‘Life and Death Decisions in Post-Roe America’: The Ms. Q&A with Shefali Luthra

Roe v. Wade was overturned on June 24, 2022. But according to Shefali Luthra, author of Undue Burden: Life and Death Decisions in Post-Roe America, “it had been on the verge of collapse for decades.” After all, most Medicaid recipients had lost insurance coverage for the procedure in 1977 and a plethora of restrictions—from parental consent and notification requirements for minors, to mandated counseling sessions to dissuade people from ending their pregnancies—had long kept procedural abortion out of reach for large segments of the population.

Undue Burden digs into this lack of preparedness by introducing diverse people who have been directly impacted by the decision—people who have had to travel hundreds of miles to have an abortion, people whose highly-anticipated pregnancies became untenable, a trans man who became pregnant shortly after beginning his transition, and a young couple who lacked the emotional and financial resources to welcome a second child, among them.

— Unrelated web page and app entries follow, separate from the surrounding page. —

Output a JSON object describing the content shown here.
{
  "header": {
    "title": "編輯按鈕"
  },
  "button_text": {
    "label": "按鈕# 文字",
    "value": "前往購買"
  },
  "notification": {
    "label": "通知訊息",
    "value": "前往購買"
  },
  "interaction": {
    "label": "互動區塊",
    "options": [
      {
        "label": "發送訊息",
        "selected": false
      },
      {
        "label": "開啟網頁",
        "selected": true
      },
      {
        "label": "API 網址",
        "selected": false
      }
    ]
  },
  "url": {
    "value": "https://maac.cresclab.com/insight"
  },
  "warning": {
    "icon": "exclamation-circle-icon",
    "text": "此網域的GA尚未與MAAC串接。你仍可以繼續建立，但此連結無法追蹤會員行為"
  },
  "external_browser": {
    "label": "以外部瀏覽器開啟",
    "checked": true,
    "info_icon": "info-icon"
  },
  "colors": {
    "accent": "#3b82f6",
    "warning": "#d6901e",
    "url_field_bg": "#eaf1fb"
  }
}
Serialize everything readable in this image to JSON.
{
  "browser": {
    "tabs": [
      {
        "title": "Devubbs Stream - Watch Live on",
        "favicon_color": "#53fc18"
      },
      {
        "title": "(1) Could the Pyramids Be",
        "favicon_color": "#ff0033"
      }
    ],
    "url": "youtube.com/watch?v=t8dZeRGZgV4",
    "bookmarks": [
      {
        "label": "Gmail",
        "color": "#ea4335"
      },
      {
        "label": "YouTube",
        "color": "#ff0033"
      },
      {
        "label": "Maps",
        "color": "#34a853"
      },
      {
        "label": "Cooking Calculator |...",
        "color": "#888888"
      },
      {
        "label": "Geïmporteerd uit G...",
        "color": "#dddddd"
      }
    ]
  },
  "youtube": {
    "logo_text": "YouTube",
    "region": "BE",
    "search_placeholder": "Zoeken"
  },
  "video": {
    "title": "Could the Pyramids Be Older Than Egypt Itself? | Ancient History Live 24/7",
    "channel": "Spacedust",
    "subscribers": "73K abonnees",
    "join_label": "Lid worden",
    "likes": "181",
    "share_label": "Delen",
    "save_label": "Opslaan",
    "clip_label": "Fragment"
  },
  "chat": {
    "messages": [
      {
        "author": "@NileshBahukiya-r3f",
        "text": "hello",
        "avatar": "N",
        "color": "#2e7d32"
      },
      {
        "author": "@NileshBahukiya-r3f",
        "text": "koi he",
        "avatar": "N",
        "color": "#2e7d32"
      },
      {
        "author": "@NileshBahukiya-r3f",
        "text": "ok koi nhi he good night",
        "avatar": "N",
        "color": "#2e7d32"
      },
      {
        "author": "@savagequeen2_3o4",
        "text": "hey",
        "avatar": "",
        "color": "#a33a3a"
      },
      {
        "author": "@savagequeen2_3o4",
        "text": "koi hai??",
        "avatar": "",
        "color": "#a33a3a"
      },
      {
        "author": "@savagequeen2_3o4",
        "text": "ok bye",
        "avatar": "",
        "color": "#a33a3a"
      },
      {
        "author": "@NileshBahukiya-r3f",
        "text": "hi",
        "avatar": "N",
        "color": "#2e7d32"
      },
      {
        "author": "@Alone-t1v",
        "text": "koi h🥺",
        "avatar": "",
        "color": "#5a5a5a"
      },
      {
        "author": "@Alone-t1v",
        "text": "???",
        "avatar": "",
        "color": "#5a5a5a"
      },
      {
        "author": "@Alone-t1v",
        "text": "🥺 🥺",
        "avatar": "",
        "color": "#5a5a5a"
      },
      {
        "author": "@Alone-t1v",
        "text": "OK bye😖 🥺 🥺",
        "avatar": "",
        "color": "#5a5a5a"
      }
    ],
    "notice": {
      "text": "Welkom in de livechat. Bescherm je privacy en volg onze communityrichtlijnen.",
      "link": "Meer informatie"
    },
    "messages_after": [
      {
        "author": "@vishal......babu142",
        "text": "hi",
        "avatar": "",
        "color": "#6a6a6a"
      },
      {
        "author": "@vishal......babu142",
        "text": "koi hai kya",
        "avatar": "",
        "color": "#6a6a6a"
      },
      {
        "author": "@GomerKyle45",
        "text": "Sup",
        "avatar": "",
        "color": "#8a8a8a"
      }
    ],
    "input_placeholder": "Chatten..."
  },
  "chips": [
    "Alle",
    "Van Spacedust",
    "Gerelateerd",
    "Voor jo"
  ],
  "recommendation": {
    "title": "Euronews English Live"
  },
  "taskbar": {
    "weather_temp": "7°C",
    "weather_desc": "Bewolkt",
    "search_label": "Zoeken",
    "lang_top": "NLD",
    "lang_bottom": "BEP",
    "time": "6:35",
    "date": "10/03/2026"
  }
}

Their stories are juxtaposed with those of overwrought clinicians as well as staff at abortion funds. The result is a poignant and dramatic look at the stakes of losing Roe and a compassionate assessment of the human toll wrought by Dobbs.

How Rowena Chiu’s Story Helped Expose Harvey Weinstein—From ‘Credible: Why We Doubt Accusers and Protect Abusers’

Rowena Chiu began working for Harvey Weinstein in 1998, assisting in the London office with his European film productions. Later that year, at the Venice Film Festival, she found herself at a late-night meeting with the producer. There, she recalls, Weinstein told her “he’d never had a Chinese girl” before attempting to rape her.

After signing a nondisclosure agreement, Chiu spent nearly two decades in what she describes as “constant fear”—“fear of Harvey’s abuse, control and power; that the story would come back to haunt me; that I would inadvertently slip up on my promise to never speak of this.” She was finally inspired to speak out by the powerful testimony of Christine Blasey Ford, whose decision to “speak up” about Brett Kavanaugh in September 2018 made a lasting impression.  

“I can briefly glory in the relief that I am no longer sitting on a sickening secret,” she wrote. 

Separate Is Never Equal: Authors Margaret Beale Spencer and Nancy E. Dowd on Ensuring Equality for America’s Children

When the U.S. Supreme Court struck down the “separate but equal” doctrine that allowed public schools to segregate students by race in 1954, it opened the possibility of radical change. But 70 years later, the promise of Brown v. Topeka Board of Education has yet to be realized.

Psychologist Margaret Beale Spencer and attorney Nancy E. Dowd, authors of Radical Brown: Keeping the Promise to America’s Children, interrogate why progress has been slow and uneven.

From Rachel Carson to Wangari Maathai—Meet the Women Who Ignited Environmental Movements

The environmental and feminist movements have grown like stems and branches of a twisting vine or tree. Sometimes merging, sometimes growing apart. At times they have strengthened each other, yet at other times they have grown distant. Ultimately, they both address similar forces of oppression and exploitation. They share a common goal of dismantling the “status quo.” Their shared vision is the thriving of both women and nature. Climate change is not just an environmental crisis—it is a feminist crisis as well. 

April 2024 Reads for the Rest of Us

Each month, we provide Ms. readers with a list of new books being published by writers from historically excluded groups.

Here are 25 fantastic books releasing this month that we recommend you dig into. There are stunning debuts, masterful historical fiction, kaleidoscopic short stories, thoughtful manifestas, moving memoirs, groundbreaking nonfiction, and so much more.